Remarkable account of British writer’s 1934 journey across Poland on a bike called George is published for first time in Polish
A fascinating book and photo diary documenting a British author’s journey across inter-war Poland on a bike called George has been released in Polish.
Filled with countless anecdotes, photos and personal observations, ‘Rowerem przez II RP’, ‘Pedalling Poland’ recounts Bernard Newman’s 3,000km route from Gdańsk to Kraków in 1934.
Written in a conversational style, the book offers a fascinating documentary glimpse of Poland and its people, from peasants, ordinary men and women, politicians and intellectuals, all observed and captured through the eyes of an enthusiastic outsider keen to discover a country little known to him, but which he prophesised could soon be ‘a great power’.

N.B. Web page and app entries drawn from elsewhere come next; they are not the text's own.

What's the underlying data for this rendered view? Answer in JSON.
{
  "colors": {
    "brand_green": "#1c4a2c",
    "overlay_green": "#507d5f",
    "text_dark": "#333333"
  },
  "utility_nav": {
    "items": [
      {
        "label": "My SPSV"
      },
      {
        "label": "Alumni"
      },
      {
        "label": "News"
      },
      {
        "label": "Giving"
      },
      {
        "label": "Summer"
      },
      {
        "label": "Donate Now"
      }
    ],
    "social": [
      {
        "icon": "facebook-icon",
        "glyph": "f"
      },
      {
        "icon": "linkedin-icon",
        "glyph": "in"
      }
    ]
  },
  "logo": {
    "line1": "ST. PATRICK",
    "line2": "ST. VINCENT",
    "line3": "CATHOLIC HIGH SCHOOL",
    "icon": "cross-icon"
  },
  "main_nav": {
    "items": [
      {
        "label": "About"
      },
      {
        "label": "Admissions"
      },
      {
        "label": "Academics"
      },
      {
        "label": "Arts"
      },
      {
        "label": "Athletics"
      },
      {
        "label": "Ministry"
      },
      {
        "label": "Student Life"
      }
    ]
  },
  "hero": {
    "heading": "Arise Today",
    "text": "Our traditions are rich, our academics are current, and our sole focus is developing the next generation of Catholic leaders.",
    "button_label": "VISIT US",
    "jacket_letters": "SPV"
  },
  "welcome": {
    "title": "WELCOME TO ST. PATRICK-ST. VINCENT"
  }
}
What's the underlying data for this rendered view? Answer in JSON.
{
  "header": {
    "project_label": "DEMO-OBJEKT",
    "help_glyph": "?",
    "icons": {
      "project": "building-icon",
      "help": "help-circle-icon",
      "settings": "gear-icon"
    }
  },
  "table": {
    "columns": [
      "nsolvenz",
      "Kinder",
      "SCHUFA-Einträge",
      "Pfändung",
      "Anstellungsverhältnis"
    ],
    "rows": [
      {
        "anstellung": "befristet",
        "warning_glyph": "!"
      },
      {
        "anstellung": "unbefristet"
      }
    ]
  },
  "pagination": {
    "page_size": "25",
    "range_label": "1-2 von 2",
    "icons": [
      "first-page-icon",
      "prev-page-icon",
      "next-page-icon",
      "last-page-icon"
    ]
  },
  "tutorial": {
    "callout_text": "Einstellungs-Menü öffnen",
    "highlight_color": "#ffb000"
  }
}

Talking about his experience, Newman said: “In England, we know surprisingly little about Poland, even though it’s a country that could, in a moment be considered a great power…We only heard about Poland at the end of the First World War, since whilst Russia was our ally, all talk of Polish independence was forbidden.”
Newman’s extensive route, which can be seen in its entirety on the book’s cover, took him from the port of Gdańsk, then still part of Germany, from where he and his trusted bike disembarked a boat from England and began their journey, visiting the major cities of Poznań, Warsaw, Łódź, Częstochowa, Kraków and Zakopane, Vilnius and Lviv amongst others.
Newman’s remarks and photographs from his trip, are all the more fascinating for their point in history, a mere five years before the outbreak of World War II, capturing a Poland which would soon cease to exist in the form in which he saw it.
In this context, one interesting account is that of Newman’s visit to Kraków’s Kazimierz District and his observations of the thriving Jewish community life he finds there.
Walking through its narrow streets he remarks on seeing no one else in the district but Jews and is struck by the busy scenes and vibrant hubbub of the Jewish market.
He also recounts amusing anecdotes about the reluctance of his Jewish subjects to be photographed or when he is continually stopped and offered a price by market traders for his particularly admired English raincoat.
Other anecdotes amongst Newman’s largely sympathetic musings and apt observations about people and places in Poland, include comments about the leisurely pace of the Polish railways, but also their similarity to other railways in Europe.
He found that a small town where people’s disregard for any dictates of time and where no one wears watches, is a source of surprise and admiration to him, as is his appreciation for colourful highland dress or his surprise at the abundance of bungalows in smaller towns where he observes one girl’s reaction to seeing stairs for the first time.
A fascinating aspect of the book is Newman’s ability to collect conversations and opinions of a wide cross-section of society.
He shared his time almost equally between modest lodgings as well as grand hotels and conducted conversations with peasants and ordinary people as well as aristocrats, intellectuals and politicians.
Being a recognised lecturer and writer, in some places he was treated like a celebrity, whilst, almost simultaneously, his travels by bike through smaller towns enabled him to be treated without special honours and record natural conversations with ordinary people.
Speaking to Radio Poland, Newman’s grandson Simon Hipkin said: “Because he did a lot of his trips by bicycle, he would get the opinions of normal people as he cycled round the guest houses and the farms and then when he’s up to a big town, because he had a little bit of fame as a lecturer and an author already, he would get welcomed as some sort of…a famous person and get interviews with politicians and poets.”
At first known as a historian and lecturer, Newman delivered around 2,000 lectures in Europe between 1928 and 1940, at one point even meeting Adolf Hitler.
But he was also a prolific traveller who visited over 60 countries in the inter-war period, many of them by bike and wrote about his experiences.
The great-nephew of 19th century author George Eliot, Newman wrote over 100 books across a range of genres, including a novel ‘Spy’, which, due to its first person narrative, led to accusations that he had been a spy, which he categorically dispelled in a later interview.
‘Pedalling Poland’ is one of several travel books Newman wrote, and also one of several he wrote about Poland, with ‘Pedalling Poland’ being the one to start his enduring fascination with the country.
After WWII, he led a series of radio shows telling the story of the Polish Resistance and his subsequent titles about Poland were: ‘The Story of Poland’ (1943), Portrait of Poland (1959), The New Poland (1968) and a novel ‘They Saved London’ in which he championed the Polish Resistance and which later became a film.
Published by Znak Horyzont and translated from the English by Ewa Kochanowska, it is the first time that ‘Rowerem przez II RP’ (‘Pedalling Poland’) can be read in Polish since its publication nearly 90 years ago.